Instead of Berio, the third member of the 1950s Italian modern triumvirate, the second half of the program gave us French composer Pierre Boulez’s “Le Marteau sans maître” (“The Hammer without a Master”), for voice and six instruments, which was hailed by Stravinsky as the most important new work of that period. It comes much closer than the Italian works to the “snap-crackle-pop” idiom typical of ’50s modernism, and for that reason I personally find it much less attractive, but the performance again seemed admirably assured, and alto Maria Mannisto gave a thoroughly alluring account of the vocal part.
From the start of the concert, the actual music immediately gave the lie to the description of serial techniques explained by Tai and Jolley before the performance began. But that, too, is fine: composers are artists — they make rules, but fortunately for the rest of us they don’t always follow them.

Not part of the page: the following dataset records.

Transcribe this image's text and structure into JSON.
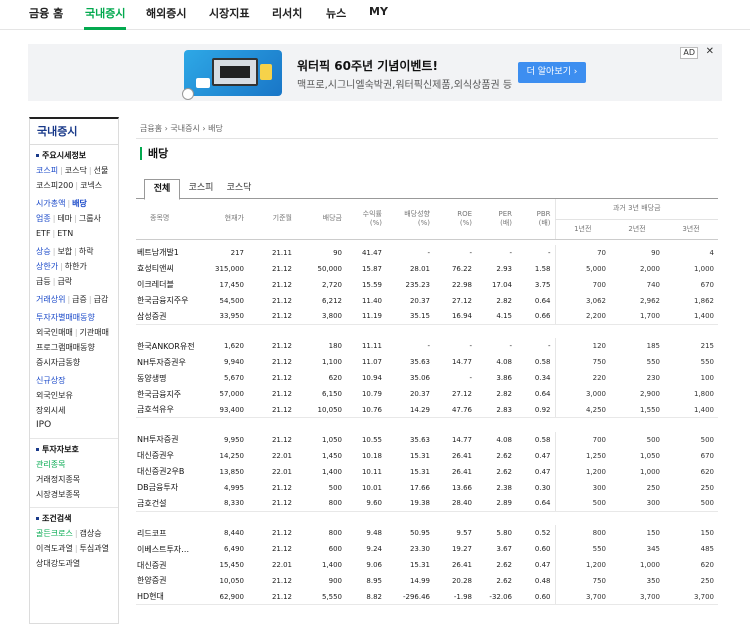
{
  "topnav": {
    "items": [
      "금융 홈",
      "국내증시",
      "해외증시",
      "시장지표",
      "리서치",
      "뉴스",
      "MY"
    ]
  },
  "ad": {
    "title": "워터픽 60주년 기념이벤트!",
    "subtitle": "맥프로,시그니엘숙박권,워터픽신제품,외식상품권 등",
    "cta": "더 알아보기 ›",
    "label": "AD",
    "close": "✕"
  },
  "sidebar": {
    "title": "국내증시",
    "main_info_title": "주요시세정보",
    "l1": [
      "코스피",
      "코스닥",
      "선물"
    ],
    "l2": [
      "코스피200",
      "코넥스"
    ],
    "l3": [
      "시가총액",
      "배당"
    ],
    "l4": [
      "업종",
      "테마",
      "그룹사"
    ],
    "l5": [
      "ETF",
      "ETN"
    ],
    "l6": [
      "상승",
      "보합",
      "하락"
    ],
    "l7": [
      "상한가",
      "하한가"
    ],
    "l8": [
      "급등",
      "급락"
    ],
    "l9": [
      "거래상위",
      "급증",
      "급감"
    ],
    "investor_title": "투자자별매매동향",
    "l10": [
      "외국인매매",
      "기관매매"
    ],
    "l11": "프로그램매매동향",
    "l12": "증시자금동향",
    "new_listing": "신규상장",
    "l13": "외국인보유",
    "l14": "장외시세",
    "l15": "IPO",
    "caution_title": "투자자보호",
    "l16": "관리종목",
    "l17": "거래정지종목",
    "l18": "시장경보종목",
    "cond_title": "조건검색",
    "l19": [
      "골든크로스",
      "갭상승"
    ],
    "l20": [
      "이격도과열",
      "투심과열"
    ],
    "l21": "상대강도과열"
  },
  "main": {
    "breadcrumb": "금융홈 › 국내증시 › 배당",
    "title": "배당",
    "tabs": [
      "전체",
      "코스피",
      "코스닥"
    ]
  },
  "table": {
    "headers": {
      "name": "종목명",
      "price": "현재가",
      "base_month": "기준월",
      "dividend": "배당금",
      "yield": "수익률\n(%)",
      "payout": "배당성향\n(%)",
      "roe": "ROE\n(%)",
      "per": "PER\n(배)",
      "pbr": "PBR\n(배)",
      "hist_group": "과거 3년 배당금",
      "hist": [
        "1년전",
        "2년전",
        "3년전"
      ]
    },
    "groups": [
      [
        [
          "베트남개발1",
          "217",
          "21.11",
          "90",
          "41.47",
          "-",
          "-",
          "-",
          "-",
          "70",
          "90",
          "4"
        ],
        [
          "효성티앤씨",
          "315,000",
          "21.12",
          "50,000",
          "15.87",
          "28.01",
          "76.22",
          "2.93",
          "1.58",
          "5,000",
          "2,000",
          "1,000"
        ],
        [
          "이크레더블",
          "17,450",
          "21.12",
          "2,720",
          "15.59",
          "235.23",
          "22.98",
          "17.04",
          "3.75",
          "700",
          "740",
          "670"
        ],
        [
          "한국금융지주우",
          "54,500",
          "21.12",
          "6,212",
          "11.40",
          "20.37",
          "27.12",
          "2.82",
          "0.64",
          "3,062",
          "2,962",
          "1,862"
        ],
        [
          "삼성증권",
          "33,950",
          "21.12",
          "3,800",
          "11.19",
          "35.15",
          "16.94",
          "4.15",
          "0.66",
          "2,200",
          "1,700",
          "1,400"
        ]
      ],
      [
        [
          "한국ANKOR유전",
          "1,620",
          "21.12",
          "180",
          "11.11",
          "-",
          "-",
          "-",
          "-",
          "120",
          "185",
          "215"
        ],
        [
          "NH투자증권우",
          "9,940",
          "21.12",
          "1,100",
          "11.07",
          "35.63",
          "14.77",
          "4.08",
          "0.58",
          "750",
          "550",
          "550"
        ],
        [
          "동양생명",
          "5,670",
          "21.12",
          "620",
          "10.94",
          "35.06",
          "-",
          "3.86",
          "0.34",
          "220",
          "230",
          "100"
        ],
        [
          "한국금융지주",
          "57,000",
          "21.12",
          "6,150",
          "10.79",
          "20.37",
          "27.12",
          "2.82",
          "0.64",
          "3,000",
          "2,900",
          "1,800"
        ],
        [
          "금호석유우",
          "93,400",
          "21.12",
          "10,050",
          "10.76",
          "14.29",
          "47.76",
          "2.83",
          "0.92",
          "4,250",
          "1,550",
          "1,400"
        ]
      ],
      [
        [
          "NH투자증권",
          "9,950",
          "21.12",
          "1,050",
          "10.55",
          "35.63",
          "14.77",
          "4.08",
          "0.58",
          "700",
          "500",
          "500"
        ],
        [
          "대신증권우",
          "14,250",
          "22.01",
          "1,450",
          "10.18",
          "15.31",
          "26.41",
          "2.62",
          "0.47",
          "1,250",
          "1,050",
          "670"
        ],
        [
          "대신증권2우B",
          "13,850",
          "22.01",
          "1,400",
          "10.11",
          "15.31",
          "26.41",
          "2.62",
          "0.47",
          "1,200",
          "1,000",
          "620"
        ],
        [
          "DB금융투자",
          "4,995",
          "21.12",
          "500",
          "10.01",
          "17.66",
          "13.66",
          "2.38",
          "0.30",
          "300",
          "250",
          "250"
        ],
        [
          "금호건설",
          "8,330",
          "21.12",
          "800",
          "9.60",
          "19.38",
          "28.40",
          "2.89",
          "0.64",
          "500",
          "300",
          "500"
        ]
      ],
      [
        [
          "리드코프",
          "8,440",
          "21.12",
          "800",
          "9.48",
          "50.95",
          "9.57",
          "5.80",
          "0.52",
          "800",
          "150",
          "150"
        ],
        [
          "이베스트투자…",
          "6,490",
          "21.12",
          "600",
          "9.24",
          "23.30",
          "19.27",
          "3.67",
          "0.60",
          "550",
          "345",
          "485"
        ],
        [
          "대신증권",
          "15,450",
          "22.01",
          "1,400",
          "9.06",
          "15.31",
          "26.41",
          "2.62",
          "0.47",
          "1,200",
          "1,000",
          "620"
        ],
        [
          "한양증권",
          "10,050",
          "21.12",
          "900",
          "8.95",
          "14.99",
          "20.28",
          "2.62",
          "0.48",
          "750",
          "350",
          "250"
        ],
        [
          "HD현대",
          "62,900",
          "21.12",
          "5,550",
          "8.82",
          "-296.46",
          "-1.98",
          "-32.06",
          "0.60",
          "3,700",
          "3,700",
          "3,700"
        ]
      ]
    ]
  }
}
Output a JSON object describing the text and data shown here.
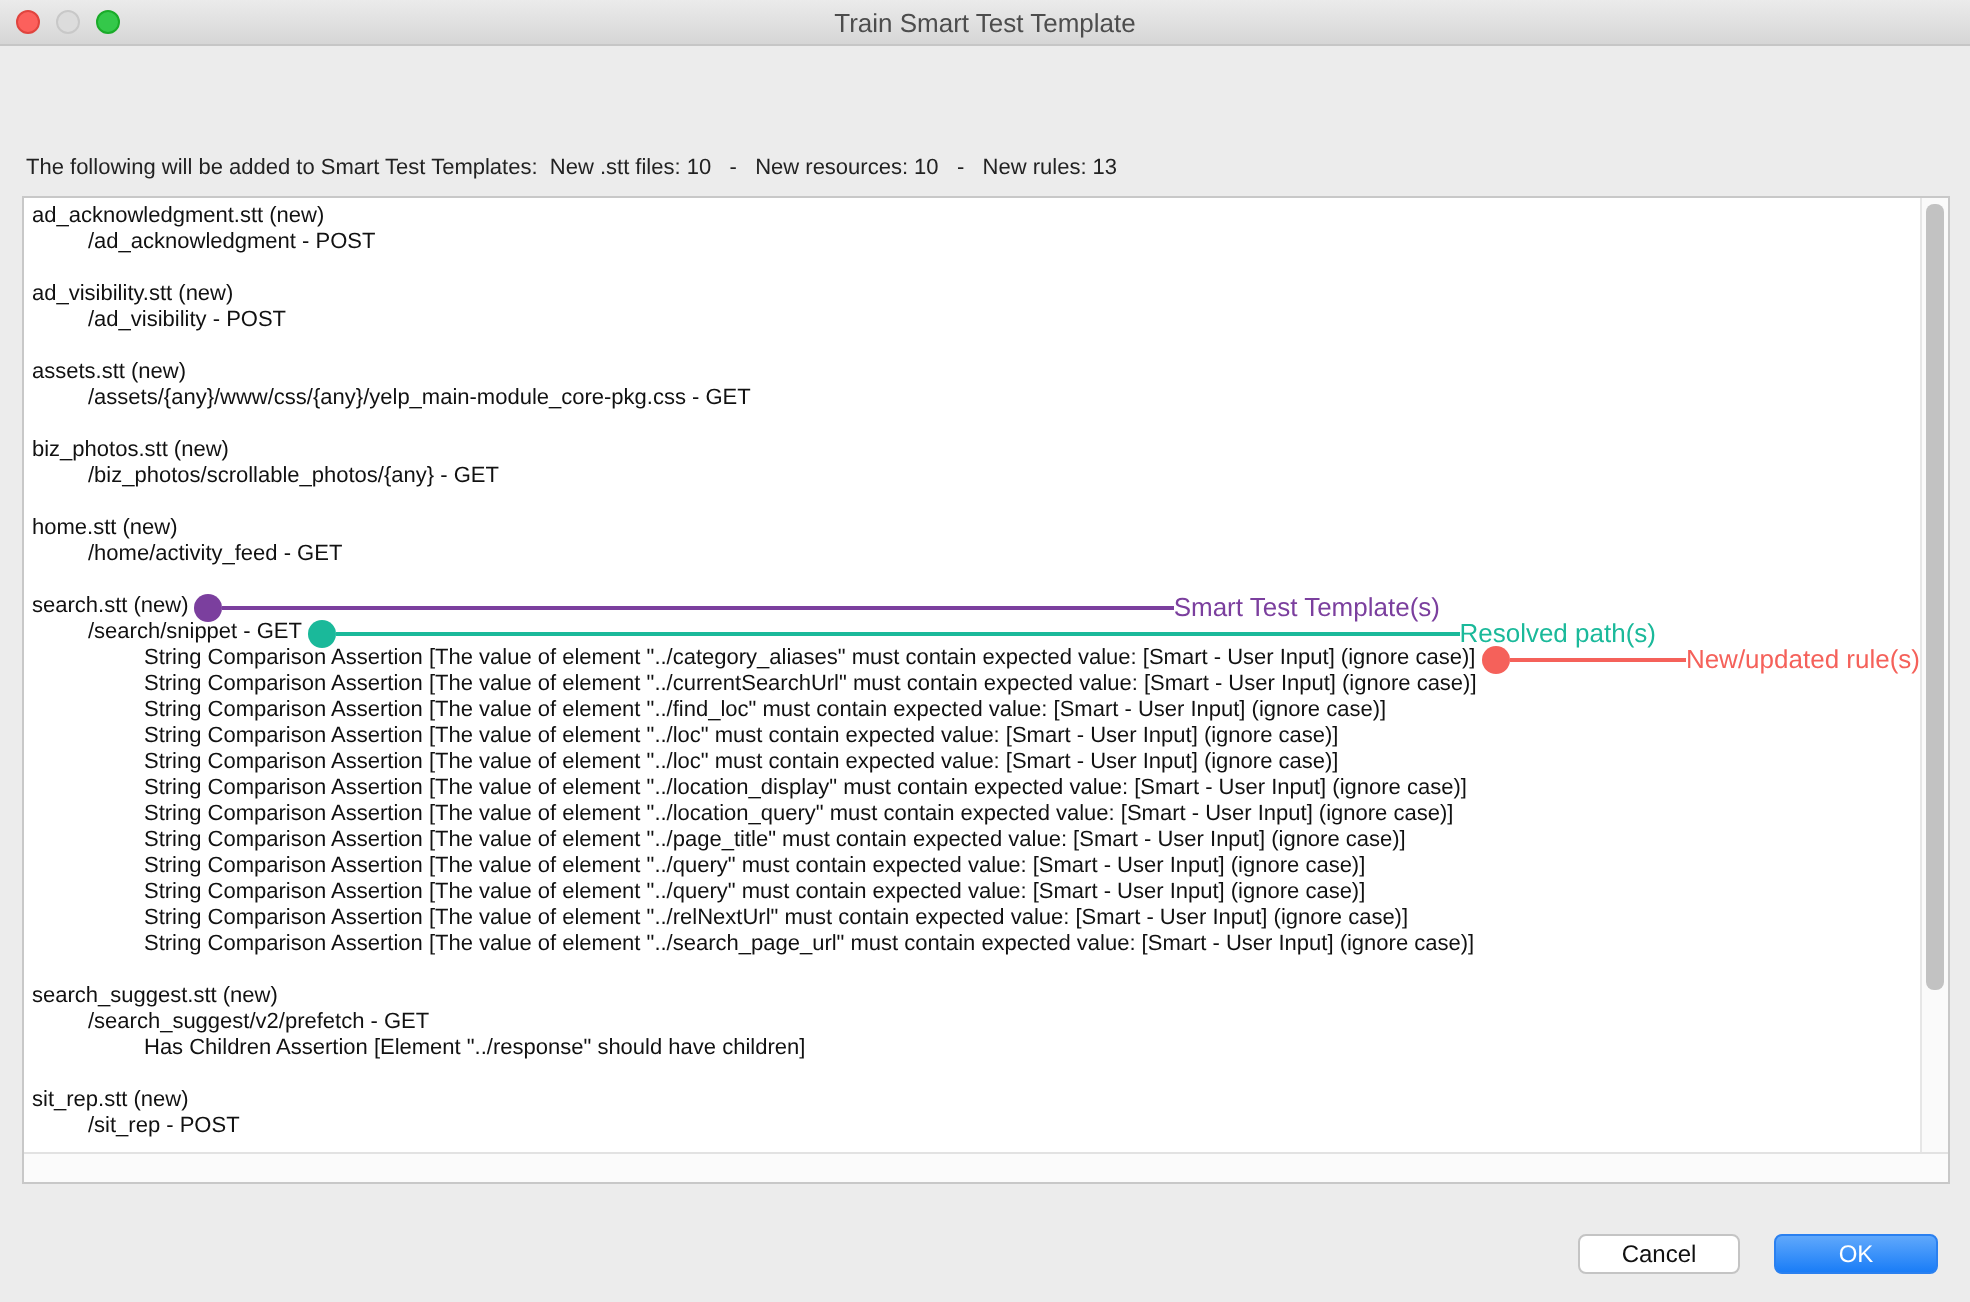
{
  "window": {
    "title": "Train Smart Test Template"
  },
  "summary": "The following will be added to Smart Test Templates:  New .stt files: 10   -   New resources: 10   -   New rules: 13",
  "files": [
    {
      "name": "ad_acknowledgment.stt (new)",
      "resources": [
        {
          "path": "/ad_acknowledgment - POST"
        }
      ]
    },
    {
      "name": "ad_visibility.stt (new)",
      "resources": [
        {
          "path": "/ad_visibility - POST"
        }
      ]
    },
    {
      "name": "assets.stt (new)",
      "resources": [
        {
          "path": "/assets/{any}/www/css/{any}/yelp_main-module_core-pkg.css - GET"
        }
      ]
    },
    {
      "name": "biz_photos.stt (new)",
      "resources": [
        {
          "path": "/biz_photos/scrollable_photos/{any} - GET"
        }
      ]
    },
    {
      "name": "home.stt (new)",
      "resources": [
        {
          "path": "/home/activity_feed - GET"
        }
      ]
    },
    {
      "name": "search.stt (new)",
      "callout": {
        "label": "Smart Test Template(s)",
        "color": "#7b3f9e"
      },
      "resources": [
        {
          "path": "/search/snippet - GET",
          "callout": {
            "label": "Resolved path(s)",
            "color": "#1ab99a"
          },
          "rules": [
            {
              "text": "String Comparison Assertion [The value of element \"../category_aliases\" must contain expected value: [Smart - User Input] (ignore case)]",
              "callout": {
                "label": "New/updated rule(s)",
                "color": "#f5615a"
              }
            },
            {
              "text": "String Comparison Assertion [The value of element \"../currentSearchUrl\" must contain expected value: [Smart - User Input] (ignore case)]"
            },
            {
              "text": "String Comparison Assertion [The value of element \"../find_loc\" must contain expected value: [Smart - User Input] (ignore case)]"
            },
            {
              "text": "String Comparison Assertion [The value of element \"../loc\" must contain expected value: [Smart - User Input] (ignore case)]"
            },
            {
              "text": "String Comparison Assertion [The value of element \"../loc\" must contain expected value: [Smart - User Input] (ignore case)]"
            },
            {
              "text": "String Comparison Assertion [The value of element \"../location_display\" must contain expected value: [Smart - User Input] (ignore case)]"
            },
            {
              "text": "String Comparison Assertion [The value of element \"../location_query\" must contain expected value: [Smart - User Input] (ignore case)]"
            },
            {
              "text": "String Comparison Assertion [The value of element \"../page_title\" must contain expected value: [Smart - User Input] (ignore case)]"
            },
            {
              "text": "String Comparison Assertion [The value of element \"../query\" must contain expected value: [Smart - User Input] (ignore case)]"
            },
            {
              "text": "String Comparison Assertion [The value of element \"../query\" must contain expected value: [Smart - User Input] (ignore case)]"
            },
            {
              "text": "String Comparison Assertion [The value of element \"../relNextUrl\" must contain expected value: [Smart - User Input] (ignore case)]"
            },
            {
              "text": "String Comparison Assertion [The value of element \"../search_page_url\" must contain expected value: [Smart - User Input] (ignore case)]"
            }
          ]
        }
      ]
    },
    {
      "name": "search_suggest.stt (new)",
      "resources": [
        {
          "path": "/search_suggest/v2/prefetch - GET",
          "rules": [
            {
              "text": "Has Children Assertion [Element \"../response\" should have children]"
            }
          ]
        }
      ]
    },
    {
      "name": "sit_rep.stt (new)",
      "resources": [
        {
          "path": "/sit_rep - POST"
        }
      ]
    }
  ],
  "buttons": [
    {
      "label": "Cancel",
      "kind": "secondary"
    },
    {
      "label": "OK",
      "kind": "primary"
    }
  ]
}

Art, as a result, elbows system aside.
Bernard Jacobson: bernardijacobson@ comcast.net